## [RECORDS FOR THIS TASK]
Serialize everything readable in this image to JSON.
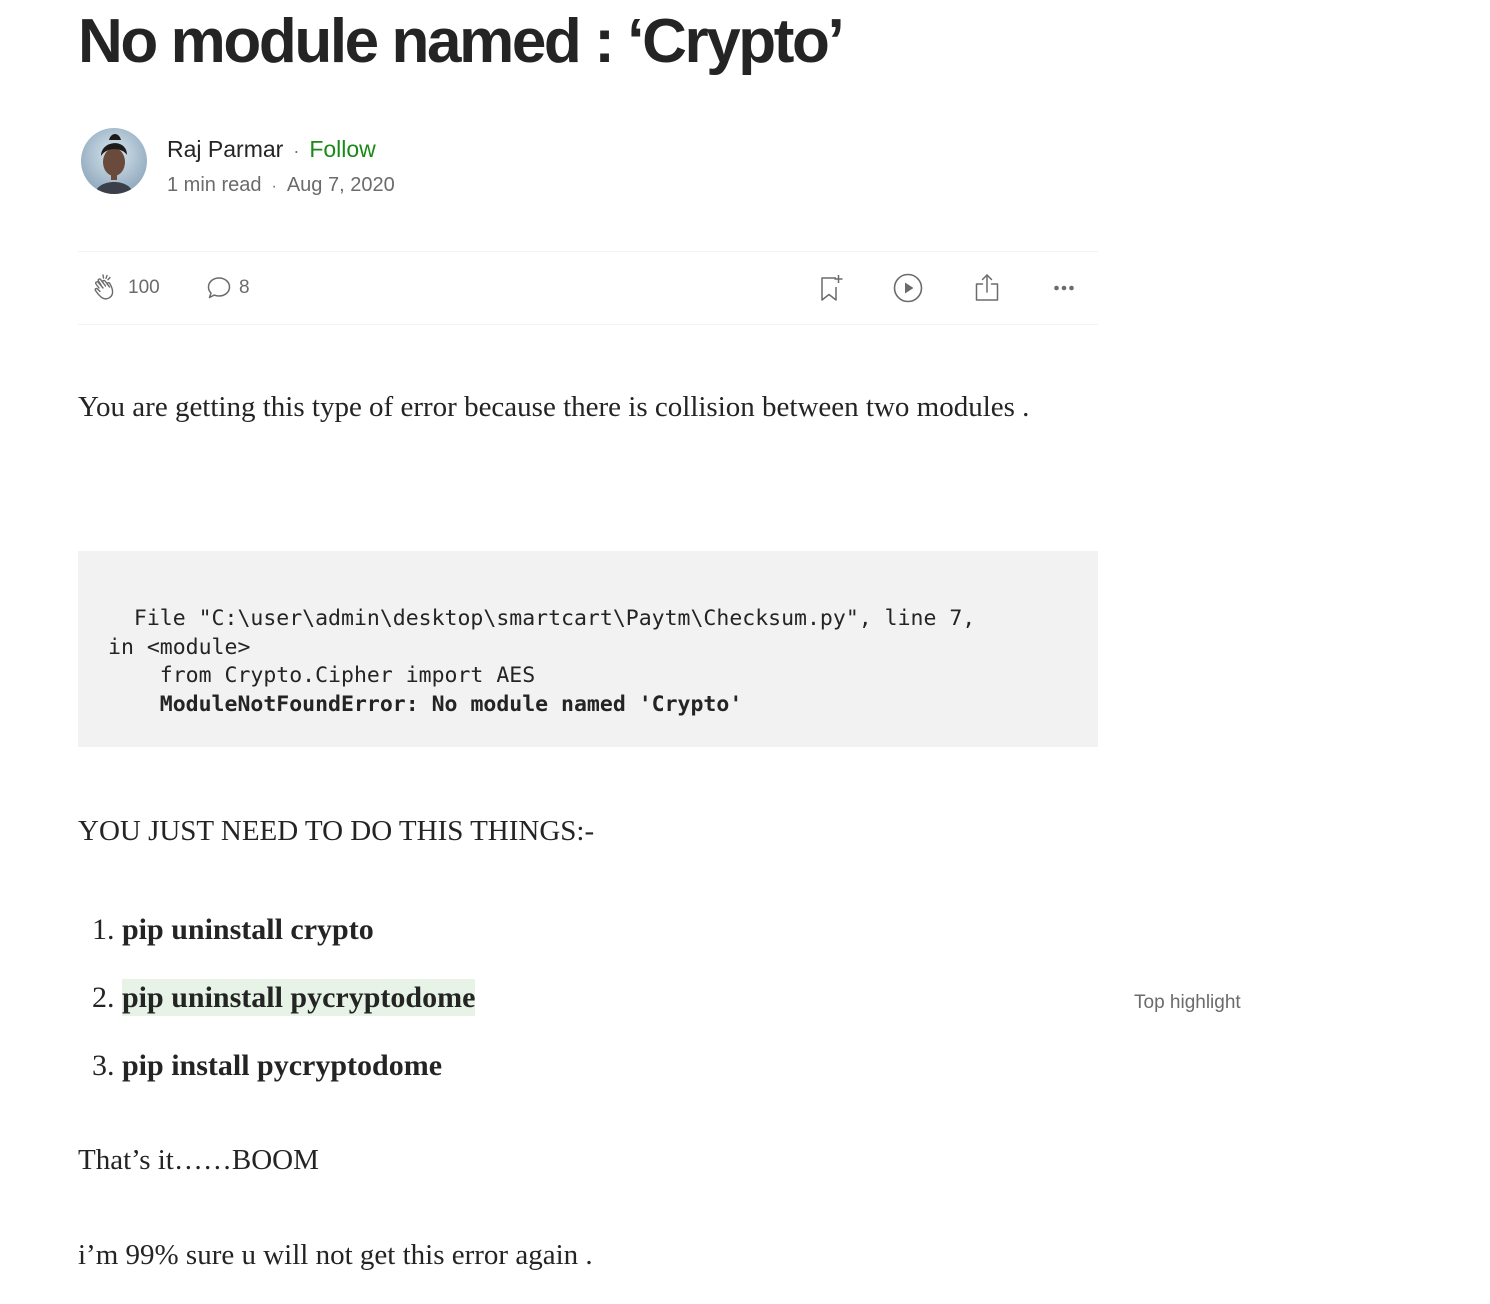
{
  "article": {
    "title": "No module named : ‘Crypto’",
    "author": {
      "name": "Raj Parmar",
      "separator": "·",
      "follow_label": "Follow",
      "read_time": "1 min read",
      "date": "Aug 7, 2020"
    },
    "actions": {
      "claps": "100",
      "responses": "8",
      "icons": [
        "clap-icon",
        "comment-icon",
        "bookmark-icon",
        "play-icon",
        "share-icon",
        "more-icon"
      ]
    },
    "intro_text": "You are getting this type of error because there is collision between two modules .",
    "code": {
      "line1": "  File \"C:\\user\\admin\\desktop\\smartcart\\Paytm\\Checksum.py\", line 7,",
      "line2": "in <module>",
      "line3": "    from Crypto.Cipher import AES",
      "line4_prefix": "    ",
      "line4_bold": "ModuleNotFoundError: No module named 'Crypto'"
    },
    "steps_heading": "YOU JUST NEED TO DO THIS THINGS:-",
    "steps": [
      {
        "num": "1.",
        "text": "pip uninstall crypto"
      },
      {
        "num": "2.",
        "text": "pip uninstall pycryptodome"
      },
      {
        "num": "3.",
        "text": "pip install pycryptodome"
      }
    ],
    "top_highlight_label": "Top highlight",
    "outro_1": "That’s it……BOOM",
    "outro_2": "i’m 99% sure u will not get this error again ."
  },
  "colors": {
    "text": "#242424",
    "muted": "#6b6b6b",
    "follow": "#1a8917",
    "code_bg": "#f2f2f2",
    "highlight": "#e6f3e6"
  }
}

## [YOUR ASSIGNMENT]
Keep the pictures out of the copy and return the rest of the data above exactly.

## [SOLUTION TO THE EXERCISE]
Serialize everything readable in this image to JSON.
{
  "article": {
    "title": "No module named : ‘Crypto’",
    "author": {
      "name": "Raj Parmar",
      "separator": "·",
      "follow_label": "Follow",
      "read_time": "1 min read",
      "date": "Aug 7, 2020"
    },
    "actions": {
      "claps": "100",
      "responses": "8",
      "icons": [
        "clap-icon",
        "comment-icon",
        "bookmark-icon",
        "play-icon",
        "share-icon",
        "more-icon"
      ]
    },
    "intro_text": "You are getting this type of error because there is collision between two modules .",
    "code": {
      "line1": "  File \"C:\\user\\admin\\desktop\\smartcart\\Paytm\\Checksum.py\", line 7,",
      "line2": "in <module>",
      "line3": "    from Crypto.Cipher import AES",
      "line4_prefix": "    ",
      "line4_bold": "ModuleNotFoundError: No module named 'Crypto'"
    },
    "steps_heading": "YOU JUST NEED TO DO THIS THINGS:-",
    "steps": [
      {
        "num": "1.",
        "text": "pip uninstall crypto"
      },
      {
        "num": "2.",
        "text": "pip uninstall pycryptodome"
      },
      {
        "num": "3.",
        "text": "pip install pycryptodome"
      }
    ],
    "top_highlight_label": "Top highlight",
    "outro_1": "That’s it……BOOM",
    "outro_2": "i’m 99% sure u will not get this error again ."
  },
  "colors": {
    "text": "#242424",
    "muted": "#6b6b6b",
    "follow": "#1a8917",
    "code_bg": "#f2f2f2",
    "highlight": "#e6f3e6"
  }
}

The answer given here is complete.